Last week, Gov. Pat Quinn gave a speech announcing his plan to solve Illinois's budget crisis. Green Party gubernatorial candidate Rich Whitney also released a comprehensive and extremely detailed budget proposal.
As for Bill Brady, the Republican on the ticket?
"It doesn't need to be put in legislation. It's not complex," Brady told the Chicago Tribune regarding his budget plan. He has repeatedly declined to give anything more than a broad-strokes outline of his budget proposals.
Brady has been critical of Gov. Quinn's proposal, especially the 33 percent tax increase that will allegedly prevent school budgets from being slashed. Many have described Quinn's portrayal of the tax hike as a false binary, saying that spending could be cut without holding schools hostage.
But for his own part, Brady's budget solution consists primarily of a 10-percent across-the-board budget cut. This solution has been criticized even by many in his own party, including former Illinois Governor Jim Edgar. If Brady's plan were to go through, it still would not solve the budget crisis: the state's annual spending is roughly $50 billion, so a 10 percent cut would only save $5 billion, or less than half of the massive $13-billion deficit.
Coupled with a tax cut Brady has proposed, it's unclear how the state senator's plan would balance the Illinois budget.
And whether he plans on clearing up his position is unclear. Thethe Tribune reports:
As he attacked Quinn's recent call for a 33 percent increase in the state's income tax--moving the personal rate from 3 percent to 4 percent--Brady also said he would not use his position as a state senator to sponsor his own budget plan.
... He has declined to offer budget specifics that go beyond those broad outlines.
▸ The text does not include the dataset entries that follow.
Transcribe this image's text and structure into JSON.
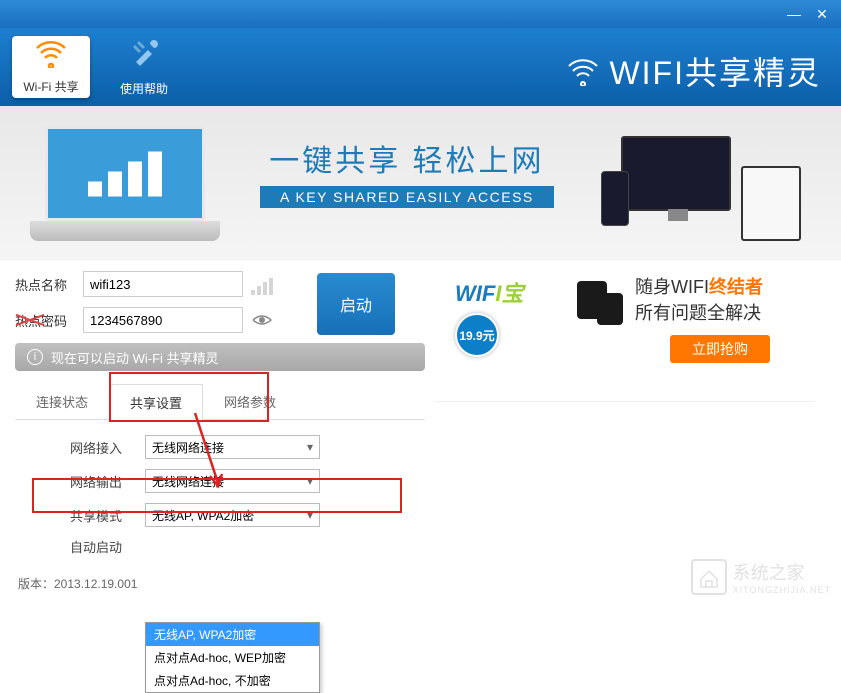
{
  "titlebar": {
    "minimize": "—",
    "close": "✕"
  },
  "toolbar": {
    "wifi_share": {
      "label": "Wi-Fi 共享",
      "icon": "📶"
    },
    "help": {
      "label": "使用帮助",
      "icon": "🛠"
    }
  },
  "logo": "WIFI共享精灵",
  "banner": {
    "title": "一键共享 轻松上网",
    "subtitle": "A KEY SHARED EASILY ACCESS"
  },
  "form": {
    "name_label": "热点名称",
    "name_value": "wifi123",
    "pwd_label": "热点密码",
    "pwd_value": "1234567890",
    "start_button": "启动"
  },
  "status": "现在可以启动 Wi-Fi 共享精灵",
  "tabs": {
    "connection": "连接状态",
    "settings": "共享设置",
    "network": "网络参数"
  },
  "settings": {
    "access_label": "网络接入",
    "access_value": "无线网络连接",
    "output_label": "网络输出",
    "output_value": "无线网络连接",
    "mode_label": "共享模式",
    "mode_value": "无线AP, WPA2加密",
    "autostart_label": "自动启动"
  },
  "dropdown_options": [
    "无线AP, WPA2加密",
    "点对点Ad-hoc, WEP加密",
    "点对点Ad-hoc, 不加密"
  ],
  "promo": {
    "logo_prefix": "WIF",
    "logo_suffix": "I宝",
    "price": "19.9元",
    "line1a": "随身WIFI",
    "line1b": "终结者",
    "line2": "所有问题全解决",
    "button": "立即抢购"
  },
  "footer": "版本：2013.12.19.001",
  "watermark": {
    "main": "系统之家",
    "sub": "XITONGZHIJIA.NET"
  }
}
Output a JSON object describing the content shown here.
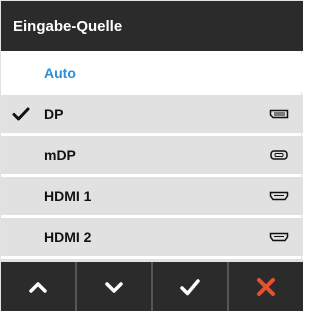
{
  "header": {
    "title": "Eingabe-Quelle"
  },
  "list": {
    "items": [
      {
        "label": "Auto"
      },
      {
        "label": "DP",
        "selected": true,
        "port_icon": "displayport-icon"
      },
      {
        "label": "mDP",
        "port_icon": "mini-displayport-icon"
      },
      {
        "label": "HDMI 1",
        "port_icon": "hdmi-icon"
      },
      {
        "label": "HDMI 2",
        "port_icon": "hdmi-icon"
      }
    ]
  },
  "toolbar": {
    "buttons": [
      {
        "icon": "chevron-up-icon"
      },
      {
        "icon": "chevron-down-icon"
      },
      {
        "icon": "checkmark-icon"
      },
      {
        "icon": "close-icon"
      }
    ]
  },
  "colors": {
    "header_bg": "#2b2b2b",
    "row_bg": "#e1e1e1",
    "accent_blue": "#2a8fd8",
    "close_red": "#e8502f"
  }
}
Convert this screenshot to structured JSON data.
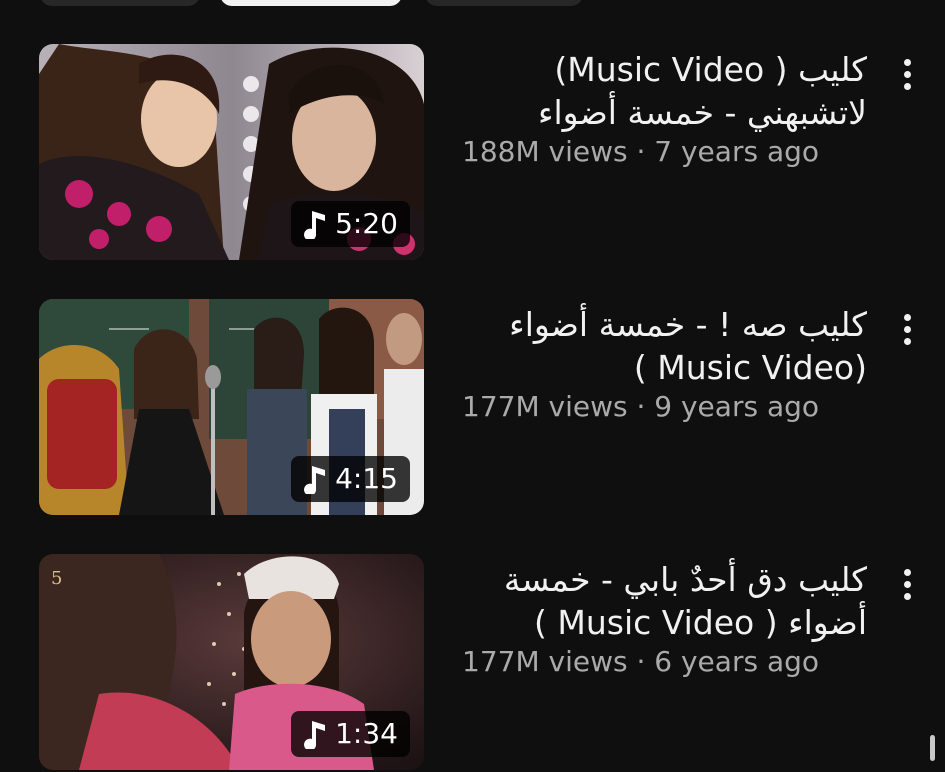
{
  "videos": [
    {
      "title_line1": "كليب ( Music Video)",
      "title_line2": "لاتشبهني - خمسة أضواء",
      "meta": "188M views · 7 years ago",
      "duration": "5:20",
      "thumbnail_icon": "music-note-icon"
    },
    {
      "title_line1": "كليب صه ! - خمسة أضواء",
      "title_line2": "( Music Video)",
      "meta": "177M views · 9 years ago",
      "duration": "4:15",
      "thumbnail_icon": "music-note-icon"
    },
    {
      "title_line1": "كليب دق أحدٌ بابي - خمسة",
      "title_line2": "أضواء ( Music Video )",
      "meta": "177M views · 6 years ago",
      "duration": "1:34",
      "thumbnail_icon": "music-note-icon"
    }
  ],
  "more_icon": "more-vert-icon",
  "colors": {
    "background": "#0f0f0f",
    "title": "#f1f1f1",
    "meta": "#aaaaaa",
    "badge": "#000000"
  }
}
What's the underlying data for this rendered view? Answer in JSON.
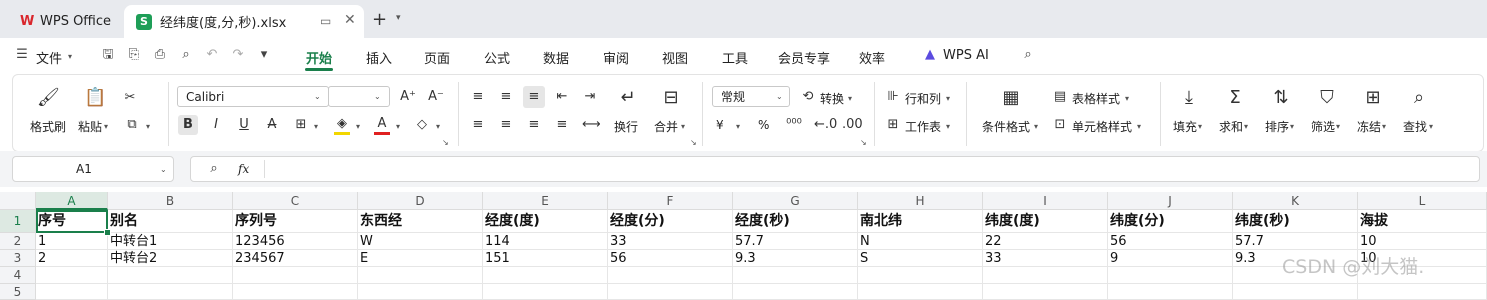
{
  "tabs": {
    "home_label": "WPS Office",
    "file_label": "经纬度(度,分,秒).xlsx",
    "file_icon_letter": "S"
  },
  "menu": {
    "file_label": "文件",
    "items": [
      "开始",
      "插入",
      "页面",
      "公式",
      "数据",
      "审阅",
      "视图",
      "工具",
      "会员专享",
      "效率"
    ],
    "ai_label": "WPS AI",
    "active": "开始"
  },
  "ribbon": {
    "format_painter": "格式刷",
    "paste": "粘贴",
    "font_name": "Calibri",
    "font_size": "",
    "wrap": "换行",
    "merge": "合并",
    "number_format": "常规",
    "convert": "转换",
    "row_col": "行和列",
    "worksheet": "工作表",
    "cond_format": "条件格式",
    "table_style": "表格样式",
    "cell_style": "单元格样式",
    "fill": "填充",
    "sum": "求和",
    "sort": "排序",
    "filter": "筛选",
    "freeze": "冻结",
    "find": "查找",
    "currency": "¥",
    "percent": "%"
  },
  "formula_bar": {
    "name_box": "A1",
    "fx": "fx",
    "formula": ""
  },
  "sheet": {
    "columns": [
      "A",
      "B",
      "C",
      "D",
      "E",
      "F",
      "G",
      "H",
      "I",
      "J",
      "K",
      "L"
    ],
    "selected_column": "A",
    "selected_row": "1",
    "row_numbers": [
      "1",
      "2",
      "3",
      "4",
      "5"
    ],
    "rows": [
      [
        "序号",
        "别名",
        "序列号",
        "东西经",
        "经度(度)",
        "经度(分)",
        "经度(秒)",
        "南北纬",
        "纬度(度)",
        "纬度(分)",
        "纬度(秒)",
        "海拔"
      ],
      [
        "1",
        "中转台1",
        "123456",
        "W",
        "114",
        "33",
        "57.7",
        "N",
        "22",
        "56",
        "57.7",
        "10"
      ],
      [
        "2",
        "中转台2",
        "234567",
        "E",
        "151",
        "56",
        "9.3",
        "S",
        "33",
        "9",
        "9.3",
        "10"
      ],
      [
        "",
        "",
        "",
        "",
        "",
        "",
        "",
        "",
        "",
        "",
        "",
        ""
      ],
      [
        "",
        "",
        "",
        "",
        "",
        "",
        "",
        "",
        "",
        "",
        "",
        ""
      ]
    ]
  },
  "watermark": "CSDN @刘大猫."
}
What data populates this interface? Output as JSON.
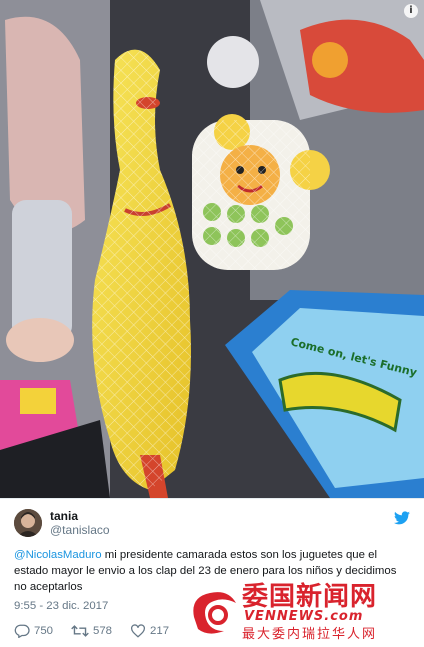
{
  "photo": {
    "info_glyph": "i",
    "box_text": "Come on, let's Funny"
  },
  "tweet": {
    "display_name": "tania",
    "handle": "@tanislaco",
    "mention": "@NicolasMaduro",
    "body": " mi presidente camarada estos son los juguetes que el estado mayor le envio a los clap del 23 de enero para los niños y decidimos no aceptarlos",
    "timestamp": "9:55 - 23 dic. 2017",
    "replies": "750",
    "retweets": "578",
    "likes": "217",
    "icons": {
      "brand": "twitter-bird-icon",
      "reply": "reply-icon",
      "retweet": "retweet-icon",
      "like": "heart-icon"
    },
    "colors": {
      "link": "#1b95e0",
      "muted": "#657786",
      "brand": "#1da1f2"
    }
  },
  "watermark": {
    "title": "委国新闻网",
    "url": "VENNEWS.com",
    "subtitle": "最大委内瑞拉华人网",
    "color": "#d9232d"
  }
}
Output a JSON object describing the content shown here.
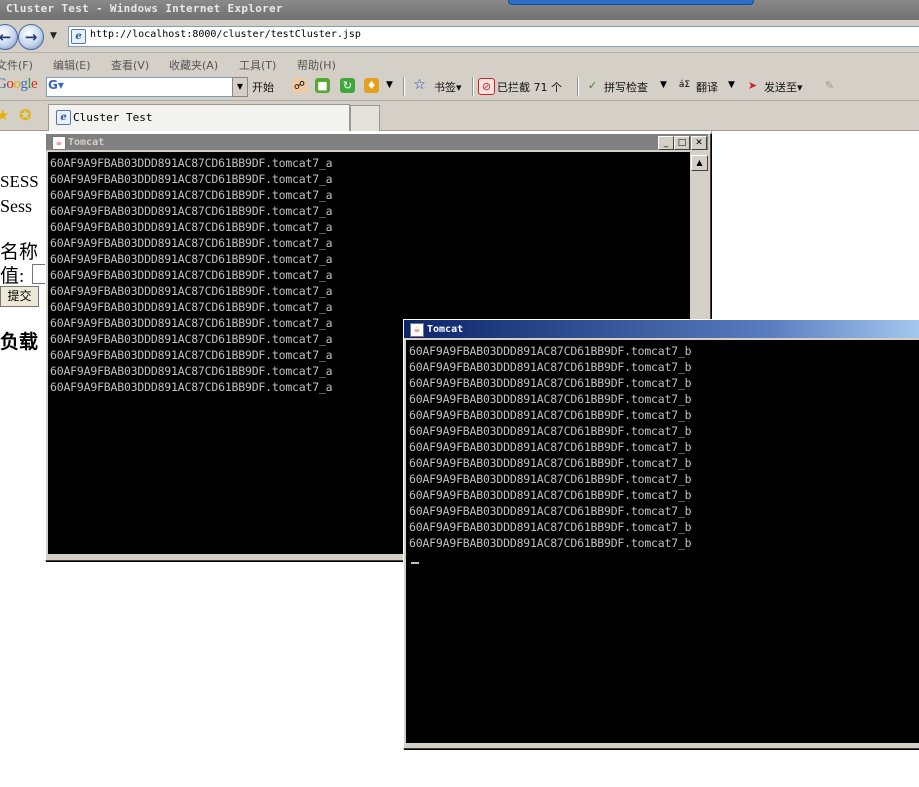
{
  "browser": {
    "title": "Cluster Test - Windows Internet Explorer",
    "address": "http://localhost:8000/cluster/testCluster.jsp",
    "menu": [
      "文件(F)",
      "编辑(E)",
      "查看(V)",
      "收藏夹(A)",
      "工具(T)",
      "帮助(H)"
    ],
    "toolbar": {
      "google_logo": "Google",
      "start_label": "开始",
      "bookmarks_label": "书签▾",
      "blocked_label": "已拦截 71 个",
      "spellcheck_label": "拼写检查",
      "translate_label": "翻译",
      "sendto_label": "发送至▾"
    },
    "tab_label": "Cluster Test"
  },
  "page": {
    "line1": "SESS",
    "line2": "Sess",
    "name_label": "名称",
    "value_label": "值:",
    "submit_label": "提交",
    "load_label": "负载"
  },
  "console_a": {
    "title": "Tomcat",
    "lines": [
      "60AF9A9FBAB03DDD891AC87CD61BB9DF.tomcat7_a",
      "60AF9A9FBAB03DDD891AC87CD61BB9DF.tomcat7_a",
      "60AF9A9FBAB03DDD891AC87CD61BB9DF.tomcat7_a",
      "60AF9A9FBAB03DDD891AC87CD61BB9DF.tomcat7_a",
      "60AF9A9FBAB03DDD891AC87CD61BB9DF.tomcat7_a",
      "60AF9A9FBAB03DDD891AC87CD61BB9DF.tomcat7_a",
      "60AF9A9FBAB03DDD891AC87CD61BB9DF.tomcat7_a",
      "60AF9A9FBAB03DDD891AC87CD61BB9DF.tomcat7_a",
      "60AF9A9FBAB03DDD891AC87CD61BB9DF.tomcat7_a",
      "60AF9A9FBAB03DDD891AC87CD61BB9DF.tomcat7_a",
      "60AF9A9FBAB03DDD891AC87CD61BB9DF.tomcat7_a",
      "60AF9A9FBAB03DDD891AC87CD61BB9DF.tomcat7_a",
      "60AF9A9FBAB03DDD891AC87CD61BB9DF.tomcat7_a",
      "60AF9A9FBAB03DDD891AC87CD61BB9DF.tomcat7_a",
      "60AF9A9FBAB03DDD891AC87CD61BB9DF.tomcat7_a"
    ]
  },
  "console_b": {
    "title": "Tomcat",
    "lines": [
      "60AF9A9FBAB03DDD891AC87CD61BB9DF.tomcat7_b",
      "60AF9A9FBAB03DDD891AC87CD61BB9DF.tomcat7_b",
      "60AF9A9FBAB03DDD891AC87CD61BB9DF.tomcat7_b",
      "60AF9A9FBAB03DDD891AC87CD61BB9DF.tomcat7_b",
      "60AF9A9FBAB03DDD891AC87CD61BB9DF.tomcat7_b",
      "60AF9A9FBAB03DDD891AC87CD61BB9DF.tomcat7_b",
      "60AF9A9FBAB03DDD891AC87CD61BB9DF.tomcat7_b",
      "60AF9A9FBAB03DDD891AC87CD61BB9DF.tomcat7_b",
      "60AF9A9FBAB03DDD891AC87CD61BB9DF.tomcat7_b",
      "60AF9A9FBAB03DDD891AC87CD61BB9DF.tomcat7_b",
      "60AF9A9FBAB03DDD891AC87CD61BB9DF.tomcat7_b",
      "60AF9A9FBAB03DDD891AC87CD61BB9DF.tomcat7_b",
      "60AF9A9FBAB03DDD891AC87CD61BB9DF.tomcat7_b"
    ]
  },
  "colors": {
    "console_bg": "#000000",
    "console_text": "#c0c0c0",
    "active_title": "#0a246a",
    "inactive_title": "#808080"
  }
}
"It doesn't need to be put in legislation. It's not complex," Brady said of his fiscal plans. "We're not going to play (the Democrats') game. They're all about politics and game playing."